A simple yet very effective tool for presenting information visually can be found in the use of concept maps. The wealth of research into learning styles and brain research tells us that it is easier to make meaning of new information when it is represented visually. Concept maps have been used for quite some time in numerous disciplines. Joseph D. Novak of Cornell University is credited with having developed the idea of concept maps and has done extensive research on their use. He provides a concise explanation of concept maps, their nomenclature, use, and effectiveness in his article "The Theory Underlying Concept Maps and How to Construct Them." In the past five to ten years, educators have begun to use them more frequently as tools not only for conveying information and helping students to understand concepts on their own, but also as evaluation tools. Concept maps are also useful for summarizing units of study or introducing them as an advanced organizer. When students are asked to create a concept map to explain a concept and/or to show relationships between domains of knowledge, they are using the higher order thinking skills of synthesis and evaluation according to Bloom’s Taxonomy.

Software options

Several commercial products exist that help teachers and students alike to create concept maps. Perhaps the best known are Inspiration and Kidspiration, which are widely used in the K–12 environment. Both of these programs allow the user to create concept maps using a library of symbols and other drawing tools. Their website even uses a concept map to illustrate the concept. The company offers a free trial download that is well worth the effort. If you read Novak’s article, you will notice that he has his own version of concept-mapping software, which can be downloaded for free.

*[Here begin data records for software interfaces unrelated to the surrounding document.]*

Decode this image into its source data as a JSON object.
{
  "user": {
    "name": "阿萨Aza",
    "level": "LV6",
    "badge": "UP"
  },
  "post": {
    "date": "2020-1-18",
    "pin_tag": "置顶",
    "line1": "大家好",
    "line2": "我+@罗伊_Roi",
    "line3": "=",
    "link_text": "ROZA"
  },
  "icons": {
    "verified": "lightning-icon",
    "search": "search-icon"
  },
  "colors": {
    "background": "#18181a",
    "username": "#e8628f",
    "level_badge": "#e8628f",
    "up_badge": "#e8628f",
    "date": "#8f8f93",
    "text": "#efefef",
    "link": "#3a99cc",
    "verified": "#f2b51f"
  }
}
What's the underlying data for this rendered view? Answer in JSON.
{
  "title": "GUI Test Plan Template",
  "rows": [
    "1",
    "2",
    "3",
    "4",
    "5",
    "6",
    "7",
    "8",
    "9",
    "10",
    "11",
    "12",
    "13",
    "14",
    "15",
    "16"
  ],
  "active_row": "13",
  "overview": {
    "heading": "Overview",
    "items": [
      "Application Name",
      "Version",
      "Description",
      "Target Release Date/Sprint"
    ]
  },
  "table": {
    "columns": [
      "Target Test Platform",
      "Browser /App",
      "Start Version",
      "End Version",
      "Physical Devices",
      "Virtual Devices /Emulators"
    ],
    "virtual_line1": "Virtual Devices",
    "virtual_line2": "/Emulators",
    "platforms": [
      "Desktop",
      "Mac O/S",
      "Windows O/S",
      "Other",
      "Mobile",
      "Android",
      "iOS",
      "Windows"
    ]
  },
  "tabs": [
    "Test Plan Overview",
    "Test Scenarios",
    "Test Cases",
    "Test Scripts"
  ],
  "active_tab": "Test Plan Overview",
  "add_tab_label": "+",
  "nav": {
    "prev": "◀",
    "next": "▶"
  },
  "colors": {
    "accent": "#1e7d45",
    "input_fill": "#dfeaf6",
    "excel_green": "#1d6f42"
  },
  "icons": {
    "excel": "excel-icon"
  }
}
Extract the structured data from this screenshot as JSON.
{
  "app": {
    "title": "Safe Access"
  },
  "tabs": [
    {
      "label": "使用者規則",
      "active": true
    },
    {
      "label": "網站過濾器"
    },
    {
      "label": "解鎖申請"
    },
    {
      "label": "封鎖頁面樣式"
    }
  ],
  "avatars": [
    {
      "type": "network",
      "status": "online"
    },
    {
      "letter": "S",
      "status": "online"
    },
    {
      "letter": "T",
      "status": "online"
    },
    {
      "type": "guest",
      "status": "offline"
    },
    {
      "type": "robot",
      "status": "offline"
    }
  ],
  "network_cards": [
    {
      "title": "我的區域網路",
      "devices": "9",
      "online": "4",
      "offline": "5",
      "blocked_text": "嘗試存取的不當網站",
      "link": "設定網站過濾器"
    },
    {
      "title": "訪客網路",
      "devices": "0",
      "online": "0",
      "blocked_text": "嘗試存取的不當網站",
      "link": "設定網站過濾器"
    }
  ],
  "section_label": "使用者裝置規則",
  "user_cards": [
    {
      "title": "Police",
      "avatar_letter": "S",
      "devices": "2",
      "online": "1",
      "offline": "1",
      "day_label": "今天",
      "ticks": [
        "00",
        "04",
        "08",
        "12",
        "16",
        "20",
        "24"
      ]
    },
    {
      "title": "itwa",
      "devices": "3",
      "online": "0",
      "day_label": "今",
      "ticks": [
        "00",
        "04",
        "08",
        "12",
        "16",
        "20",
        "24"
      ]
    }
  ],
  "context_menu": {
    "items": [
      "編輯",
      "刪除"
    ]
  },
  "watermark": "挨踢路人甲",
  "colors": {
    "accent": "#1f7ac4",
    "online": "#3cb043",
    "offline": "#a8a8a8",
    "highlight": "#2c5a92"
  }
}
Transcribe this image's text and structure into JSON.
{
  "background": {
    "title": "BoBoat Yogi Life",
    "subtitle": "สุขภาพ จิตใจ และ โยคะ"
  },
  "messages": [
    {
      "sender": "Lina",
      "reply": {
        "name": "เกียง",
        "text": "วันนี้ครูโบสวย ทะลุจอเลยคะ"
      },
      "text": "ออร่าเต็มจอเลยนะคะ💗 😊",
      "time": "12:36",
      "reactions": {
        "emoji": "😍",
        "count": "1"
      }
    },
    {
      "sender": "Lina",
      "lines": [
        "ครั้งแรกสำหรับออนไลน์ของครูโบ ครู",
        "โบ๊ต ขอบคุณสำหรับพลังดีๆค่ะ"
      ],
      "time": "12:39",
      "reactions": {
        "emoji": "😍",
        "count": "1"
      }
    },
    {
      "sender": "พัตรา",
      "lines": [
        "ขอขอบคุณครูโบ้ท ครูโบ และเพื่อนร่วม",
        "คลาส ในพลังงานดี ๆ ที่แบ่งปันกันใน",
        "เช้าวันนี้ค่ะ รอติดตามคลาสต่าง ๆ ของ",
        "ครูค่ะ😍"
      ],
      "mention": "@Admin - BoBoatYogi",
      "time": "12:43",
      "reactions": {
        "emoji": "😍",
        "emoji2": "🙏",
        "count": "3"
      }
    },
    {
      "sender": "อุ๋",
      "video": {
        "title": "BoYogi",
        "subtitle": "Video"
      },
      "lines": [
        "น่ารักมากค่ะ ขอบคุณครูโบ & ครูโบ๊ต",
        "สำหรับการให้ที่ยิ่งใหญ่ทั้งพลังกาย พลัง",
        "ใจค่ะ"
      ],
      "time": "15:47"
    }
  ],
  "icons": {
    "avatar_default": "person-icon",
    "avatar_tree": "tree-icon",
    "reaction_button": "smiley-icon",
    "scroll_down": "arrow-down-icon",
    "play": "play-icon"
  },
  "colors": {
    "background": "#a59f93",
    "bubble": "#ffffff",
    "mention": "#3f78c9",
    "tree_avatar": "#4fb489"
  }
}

Please note that it is not as “kid-friendly” as Inspiration or Kidspiration and that it comes with several usage agreements.

Free options

If you do not have access to programs like these, then the web offers a number of free tools that will allow you to print concepts maps from your browser. If you need a blank map but don’t have the time to create one, take a look at the Canadian site www.2Learn.ca. This site houses a large collection of educational resources for educators produced by an alliance of organizations from the province of Alberta. Available in both French and English, one of the most attractive features of the site is the Teacher Tools section. From this page, click on Our Tools at the top of the page. There are numerous teacher productivity tools in this section, but since you can only look at one at a time, take some time to explore the Concept Map Assignment Builder in the drop-down window for Teachers. This page offers fifteen different blank concepts maps that can be customized and printed from the browser. The templates for these maps allow the teacher to customize the following information at the top of the map page:

  • Teacher name
  • Title or topic of concept map
  • Instructions for the student explaining how to complete the map

Concept maps in context

Concept maps belong to a larger category of teaching/learning/evaluation tools called graphic organizers. Graphic organizers are tools for organizing and presenting information. The choice of which type of graphic organizer to use is based on the particular skill to be addressed. For example, a Venn diagram is a graphic organizer commonly used to show the unique characteristics of two different entities like a book or an event as well as characteristics the two have in common. In other words, Venn diagrams are well suited to compare/contrast activities. The Graphic Organizer website contains a nice Index of Graphic Organizers and their primary functions. If you want to begin your use of concept maps but would prefer something low-tech, consider using note-cards or sticky notes as the nodes of the concept map. The background could be any flat surface. Marker boards or white boards are great for this activity, since you can easily move the sticky notes around on the board and redraw the connecting lines. Once you begin using concept maps, you will easily imagine many applications for them, professional and personal. As my own personal time saver, I am going to create one to help me organize my desk until I find a time saver to do that for me.